§ **EXERCISE OBJECTIVE**
Which lines of the entries below contain the string "date"? Copy each one.

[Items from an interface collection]
* * * * * * *
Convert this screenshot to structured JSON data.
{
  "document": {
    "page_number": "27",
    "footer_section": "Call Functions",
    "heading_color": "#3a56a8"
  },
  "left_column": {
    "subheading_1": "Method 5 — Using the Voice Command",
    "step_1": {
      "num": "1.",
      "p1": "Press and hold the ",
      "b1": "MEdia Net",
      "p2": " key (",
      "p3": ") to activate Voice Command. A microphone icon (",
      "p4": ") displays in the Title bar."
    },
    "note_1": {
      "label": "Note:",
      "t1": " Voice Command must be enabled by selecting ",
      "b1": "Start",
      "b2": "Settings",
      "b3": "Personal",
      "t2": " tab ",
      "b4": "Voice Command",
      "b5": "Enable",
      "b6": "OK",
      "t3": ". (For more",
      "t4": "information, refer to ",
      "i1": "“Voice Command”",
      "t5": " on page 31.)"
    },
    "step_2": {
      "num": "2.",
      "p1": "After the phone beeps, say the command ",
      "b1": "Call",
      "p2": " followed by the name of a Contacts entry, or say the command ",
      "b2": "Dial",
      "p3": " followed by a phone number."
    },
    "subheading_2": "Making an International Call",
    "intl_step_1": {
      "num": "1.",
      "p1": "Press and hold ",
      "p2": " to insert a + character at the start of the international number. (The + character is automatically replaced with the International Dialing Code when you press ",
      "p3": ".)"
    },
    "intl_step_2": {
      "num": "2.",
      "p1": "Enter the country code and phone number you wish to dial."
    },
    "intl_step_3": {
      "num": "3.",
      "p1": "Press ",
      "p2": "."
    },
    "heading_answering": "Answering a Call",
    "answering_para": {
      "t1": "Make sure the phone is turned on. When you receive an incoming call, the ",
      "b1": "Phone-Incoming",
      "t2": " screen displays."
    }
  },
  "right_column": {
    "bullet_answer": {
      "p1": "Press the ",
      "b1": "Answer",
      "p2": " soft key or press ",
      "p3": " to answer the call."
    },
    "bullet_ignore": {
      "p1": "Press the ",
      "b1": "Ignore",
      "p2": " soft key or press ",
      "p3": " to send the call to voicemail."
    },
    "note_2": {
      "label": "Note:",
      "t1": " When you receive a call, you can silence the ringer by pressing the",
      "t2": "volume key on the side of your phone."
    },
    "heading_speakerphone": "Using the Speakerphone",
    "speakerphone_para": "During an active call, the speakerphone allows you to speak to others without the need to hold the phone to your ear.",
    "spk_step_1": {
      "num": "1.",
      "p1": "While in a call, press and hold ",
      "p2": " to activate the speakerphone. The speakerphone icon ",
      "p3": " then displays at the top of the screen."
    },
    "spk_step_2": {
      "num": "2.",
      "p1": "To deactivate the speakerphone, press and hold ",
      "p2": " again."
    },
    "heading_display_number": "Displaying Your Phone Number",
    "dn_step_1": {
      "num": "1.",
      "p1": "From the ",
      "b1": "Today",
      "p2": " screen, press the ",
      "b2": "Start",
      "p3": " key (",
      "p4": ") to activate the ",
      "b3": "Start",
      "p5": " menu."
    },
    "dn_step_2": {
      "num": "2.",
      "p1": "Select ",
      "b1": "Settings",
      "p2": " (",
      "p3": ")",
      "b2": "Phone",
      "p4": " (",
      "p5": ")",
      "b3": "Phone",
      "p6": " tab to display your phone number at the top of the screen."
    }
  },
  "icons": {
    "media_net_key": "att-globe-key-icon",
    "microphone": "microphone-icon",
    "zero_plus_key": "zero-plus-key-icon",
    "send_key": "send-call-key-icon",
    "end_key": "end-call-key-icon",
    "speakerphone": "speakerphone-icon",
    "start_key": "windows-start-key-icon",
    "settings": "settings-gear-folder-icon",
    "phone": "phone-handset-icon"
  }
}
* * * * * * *
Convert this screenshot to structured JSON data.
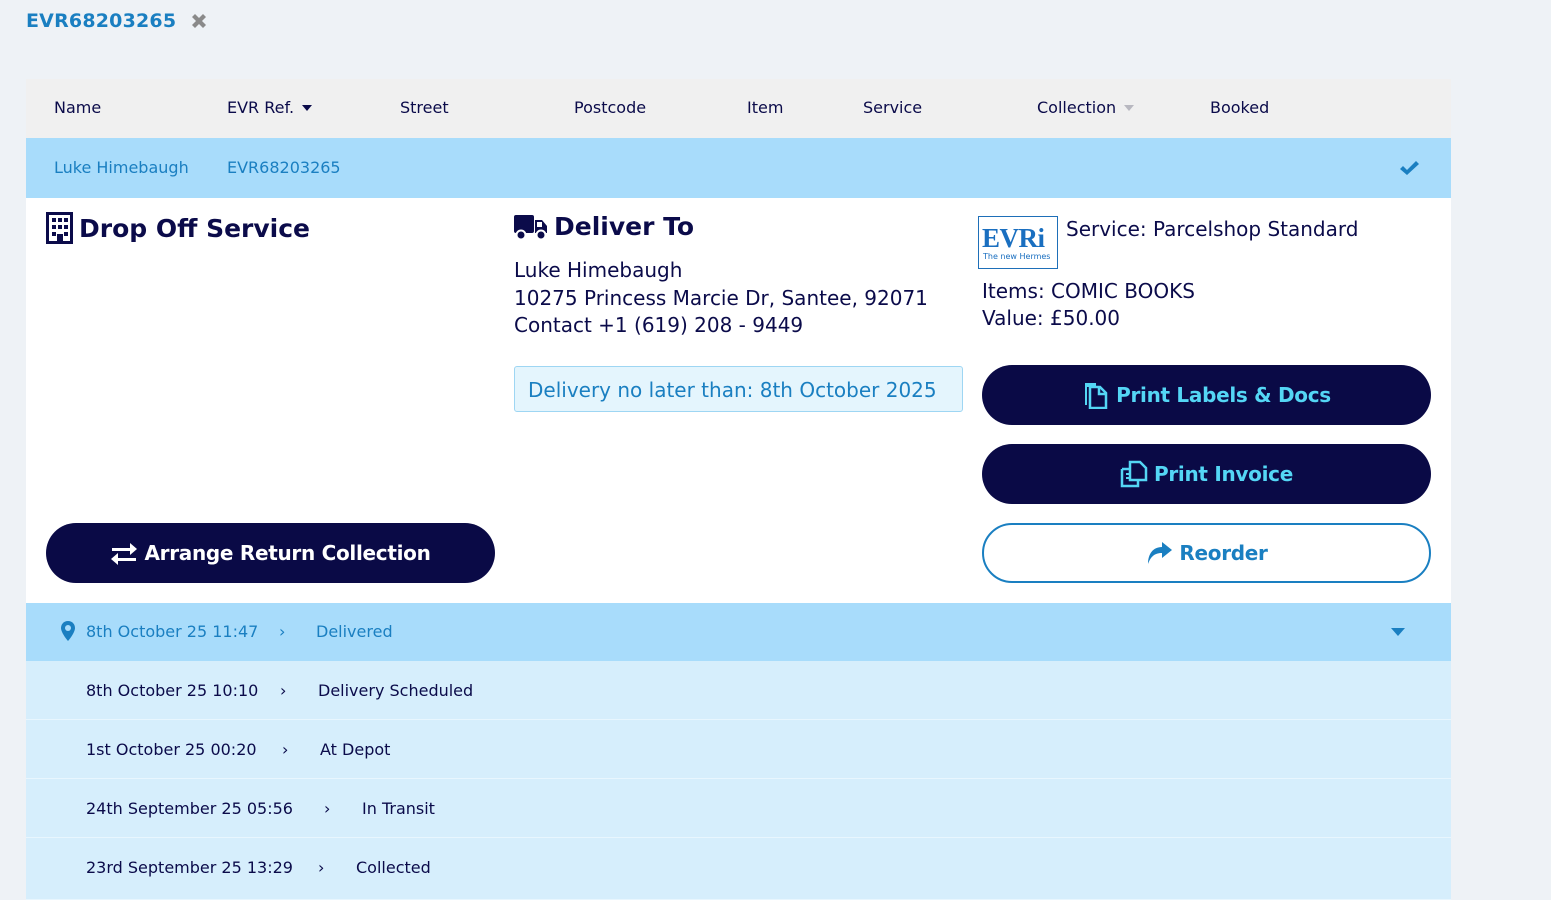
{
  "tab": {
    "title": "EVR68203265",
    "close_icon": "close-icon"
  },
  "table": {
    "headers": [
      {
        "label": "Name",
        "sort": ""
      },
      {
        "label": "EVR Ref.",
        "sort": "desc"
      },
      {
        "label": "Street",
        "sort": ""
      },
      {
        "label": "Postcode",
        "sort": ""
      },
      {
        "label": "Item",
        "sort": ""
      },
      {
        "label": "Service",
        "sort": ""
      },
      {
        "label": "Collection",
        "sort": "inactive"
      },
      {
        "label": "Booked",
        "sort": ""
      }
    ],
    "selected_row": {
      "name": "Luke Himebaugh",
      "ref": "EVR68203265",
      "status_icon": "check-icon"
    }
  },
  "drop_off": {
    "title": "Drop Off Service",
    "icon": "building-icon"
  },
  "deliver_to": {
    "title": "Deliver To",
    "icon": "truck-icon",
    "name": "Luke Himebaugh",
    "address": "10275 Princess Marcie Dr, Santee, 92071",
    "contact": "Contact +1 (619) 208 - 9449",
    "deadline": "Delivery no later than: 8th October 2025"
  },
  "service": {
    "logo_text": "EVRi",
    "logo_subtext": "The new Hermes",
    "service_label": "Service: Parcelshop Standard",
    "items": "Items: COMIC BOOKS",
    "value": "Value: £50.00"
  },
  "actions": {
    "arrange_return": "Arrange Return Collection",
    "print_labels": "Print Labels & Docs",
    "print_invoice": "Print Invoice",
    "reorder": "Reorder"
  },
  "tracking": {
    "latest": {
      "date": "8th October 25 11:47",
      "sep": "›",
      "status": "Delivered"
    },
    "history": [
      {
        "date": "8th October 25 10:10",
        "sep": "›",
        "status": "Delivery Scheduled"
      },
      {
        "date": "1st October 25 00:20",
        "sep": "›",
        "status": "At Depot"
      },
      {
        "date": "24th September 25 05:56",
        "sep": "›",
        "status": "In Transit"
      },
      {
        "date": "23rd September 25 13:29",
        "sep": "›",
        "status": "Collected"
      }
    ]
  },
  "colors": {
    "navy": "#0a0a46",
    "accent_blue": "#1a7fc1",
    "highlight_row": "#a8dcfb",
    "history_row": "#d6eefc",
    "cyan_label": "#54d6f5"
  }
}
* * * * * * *
§ **RESULT**
      "date": "8th October 25 11:47",
        "date": "8th October 25 10:10",
        "date": "1st October 25 00:20",
        "date": "24th September 25 05:56",
        "date": "23rd September 25 13:29",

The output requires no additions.